For the records that follow, give the number of lines in which the word "TextFileReader" occurs, with nothing added.

===== MATERIAL FOR THIS TASK =====

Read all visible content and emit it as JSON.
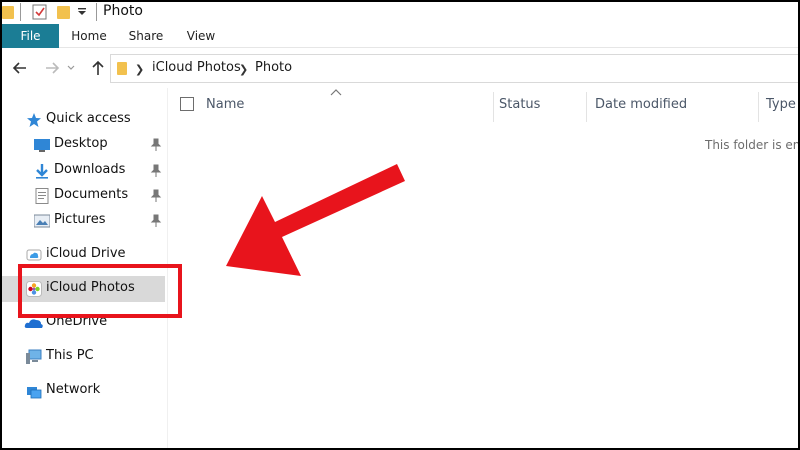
{
  "window": {
    "title": "Photo"
  },
  "ribbon": {
    "tabs": [
      {
        "label": "File"
      },
      {
        "label": "Home"
      },
      {
        "label": "Share"
      },
      {
        "label": "View"
      }
    ]
  },
  "address": {
    "crumbs": [
      "iCloud Photos",
      "Photo"
    ]
  },
  "sidebar": {
    "quick_access": "Quick access",
    "pinned": [
      {
        "label": "Desktop",
        "icon": "desktop-icon"
      },
      {
        "label": "Downloads",
        "icon": "downloads-icon"
      },
      {
        "label": "Documents",
        "icon": "documents-icon"
      },
      {
        "label": "Pictures",
        "icon": "pictures-icon"
      }
    ],
    "icloud_drive": "iCloud Drive",
    "icloud_photos": "iCloud Photos",
    "onedrive": "OneDrive",
    "this_pc": "This PC",
    "network": "Network"
  },
  "columns": {
    "name": "Name",
    "status": "Status",
    "date_modified": "Date modified",
    "type": "Type"
  },
  "content": {
    "empty_message": "This folder is em"
  },
  "colors": {
    "accent_file_tab": "#1b7d95",
    "annotation_red": "#e8141c",
    "selected_bg": "#d9d9d9"
  }
}
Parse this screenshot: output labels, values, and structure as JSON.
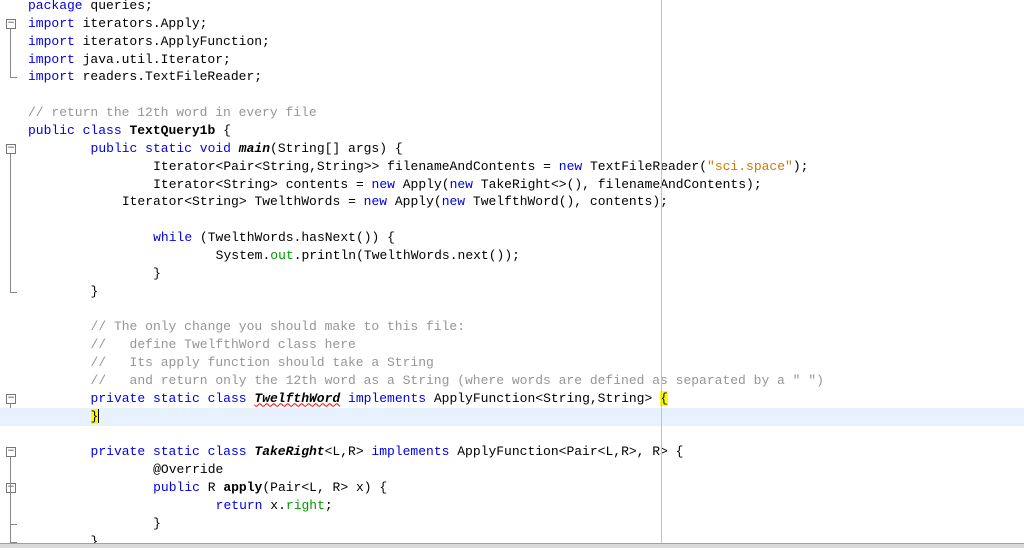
{
  "editor": {
    "lines": [
      {
        "indent": 0,
        "fold": "",
        "tokens": [
          {
            "t": "package",
            "c": "kw"
          },
          {
            "t": " queries;",
            "c": ""
          }
        ]
      },
      {
        "indent": 0,
        "fold": "open",
        "tokens": [
          {
            "t": "import",
            "c": "kw"
          },
          {
            "t": " iterators.Apply;",
            "c": ""
          }
        ]
      },
      {
        "indent": 0,
        "fold": "",
        "tokens": [
          {
            "t": "import",
            "c": "kw"
          },
          {
            "t": " iterators.ApplyFunction;",
            "c": ""
          }
        ]
      },
      {
        "indent": 0,
        "fold": "",
        "tokens": [
          {
            "t": "import",
            "c": "kw"
          },
          {
            "t": " java.util.Iterator;",
            "c": ""
          }
        ]
      },
      {
        "indent": 0,
        "fold": "end",
        "tokens": [
          {
            "t": "import",
            "c": "kw"
          },
          {
            "t": " readers.TextFileReader;",
            "c": ""
          }
        ]
      },
      {
        "indent": 0,
        "fold": "",
        "tokens": []
      },
      {
        "indent": 0,
        "fold": "",
        "tokens": [
          {
            "t": "// return the 12th word in every file",
            "c": "cm"
          }
        ]
      },
      {
        "indent": 0,
        "fold": "",
        "tokens": [
          {
            "t": "public class",
            "c": "kw"
          },
          {
            "t": " ",
            "c": ""
          },
          {
            "t": "TextQuery1b",
            "c": "bd"
          },
          {
            "t": " {",
            "c": ""
          }
        ]
      },
      {
        "indent": 8,
        "fold": "open",
        "tokens": [
          {
            "t": "public static void",
            "c": "kw"
          },
          {
            "t": " ",
            "c": ""
          },
          {
            "t": "main",
            "c": "bi"
          },
          {
            "t": "(String[] args) {",
            "c": ""
          }
        ]
      },
      {
        "indent": 16,
        "fold": "",
        "tokens": [
          {
            "t": "Iterator<Pair<String,String>> filenameAndContents = ",
            "c": ""
          },
          {
            "t": "new",
            "c": "kw"
          },
          {
            "t": " TextFileReader(",
            "c": ""
          },
          {
            "t": "\"sci.space\"",
            "c": "st"
          },
          {
            "t": ");",
            "c": ""
          }
        ]
      },
      {
        "indent": 16,
        "fold": "",
        "tokens": [
          {
            "t": "Iterator<String> contents = ",
            "c": ""
          },
          {
            "t": "new",
            "c": "kw"
          },
          {
            "t": " Apply(",
            "c": ""
          },
          {
            "t": "new",
            "c": "kw"
          },
          {
            "t": " TakeRight<>(), filenameAndContents);",
            "c": ""
          }
        ]
      },
      {
        "indent": 12,
        "fold": "",
        "tokens": [
          {
            "t": "Iterator<String> TwelthWords = ",
            "c": ""
          },
          {
            "t": "new",
            "c": "kw"
          },
          {
            "t": " Apply(",
            "c": ""
          },
          {
            "t": "new",
            "c": "kw"
          },
          {
            "t": " TwelfthWord(), contents);",
            "c": ""
          }
        ]
      },
      {
        "indent": 0,
        "fold": "",
        "tokens": []
      },
      {
        "indent": 16,
        "fold": "",
        "tokens": [
          {
            "t": "while",
            "c": "kw"
          },
          {
            "t": " (TwelthWords.hasNext()) {",
            "c": ""
          }
        ]
      },
      {
        "indent": 24,
        "fold": "",
        "tokens": [
          {
            "t": "System.",
            "c": ""
          },
          {
            "t": "out",
            "c": "fd"
          },
          {
            "t": ".println(TwelthWords.next());",
            "c": ""
          }
        ]
      },
      {
        "indent": 16,
        "fold": "",
        "tokens": [
          {
            "t": "}",
            "c": ""
          }
        ]
      },
      {
        "indent": 8,
        "fold": "end",
        "tokens": [
          {
            "t": "}",
            "c": ""
          }
        ]
      },
      {
        "indent": 0,
        "fold": "",
        "tokens": []
      },
      {
        "indent": 8,
        "fold": "",
        "tokens": [
          {
            "t": "// The only change you should make to this file:",
            "c": "cm"
          }
        ]
      },
      {
        "indent": 8,
        "fold": "",
        "tokens": [
          {
            "t": "//   define TwelfthWord class here",
            "c": "cm"
          }
        ]
      },
      {
        "indent": 8,
        "fold": "",
        "tokens": [
          {
            "t": "//   Its apply function should take a String",
            "c": "cm"
          }
        ]
      },
      {
        "indent": 8,
        "fold": "",
        "tokens": [
          {
            "t": "//   and return only the 12th word as a String (where words are defined as separated by a \" \")",
            "c": "cm"
          }
        ]
      },
      {
        "indent": 8,
        "fold": "open",
        "tokens": [
          {
            "t": "private static class",
            "c": "kw"
          },
          {
            "t": " ",
            "c": ""
          },
          {
            "t": "TwelfthWord",
            "c": "bi err"
          },
          {
            "t": " ",
            "c": ""
          },
          {
            "t": "implements",
            "c": "kw"
          },
          {
            "t": " ApplyFunction<String,String> ",
            "c": ""
          },
          {
            "t": "{",
            "c": "hl"
          }
        ]
      },
      {
        "indent": 8,
        "fold": "end",
        "current": true,
        "tokens": [
          {
            "t": "}",
            "c": "hl"
          }
        ]
      },
      {
        "indent": 0,
        "fold": "",
        "tokens": []
      },
      {
        "indent": 8,
        "fold": "open",
        "tokens": [
          {
            "t": "private static class",
            "c": "kw"
          },
          {
            "t": " ",
            "c": ""
          },
          {
            "t": "TakeRight",
            "c": "bi"
          },
          {
            "t": "<L,R> ",
            "c": ""
          },
          {
            "t": "implements",
            "c": "kw"
          },
          {
            "t": " ApplyFunction<Pair<L,R>, R> {",
            "c": ""
          }
        ]
      },
      {
        "indent": 16,
        "fold": "",
        "tokens": [
          {
            "t": "@Override",
            "c": ""
          }
        ]
      },
      {
        "indent": 16,
        "fold": "open",
        "tokens": [
          {
            "t": "public",
            "c": "kw"
          },
          {
            "t": " R ",
            "c": ""
          },
          {
            "t": "apply",
            "c": "bd"
          },
          {
            "t": "(Pair<L, R> x) {",
            "c": ""
          }
        ]
      },
      {
        "indent": 24,
        "fold": "",
        "tokens": [
          {
            "t": "return",
            "c": "kw"
          },
          {
            "t": " x.",
            "c": ""
          },
          {
            "t": "right",
            "c": "fd"
          },
          {
            "t": ";",
            "c": ""
          }
        ]
      },
      {
        "indent": 16,
        "fold": "end",
        "tokens": [
          {
            "t": "}",
            "c": ""
          }
        ]
      },
      {
        "indent": 8,
        "fold": "end",
        "tokens": [
          {
            "t": "}",
            "c": ""
          }
        ]
      }
    ]
  }
}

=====

#### OUTPUT OF THE TASK:
2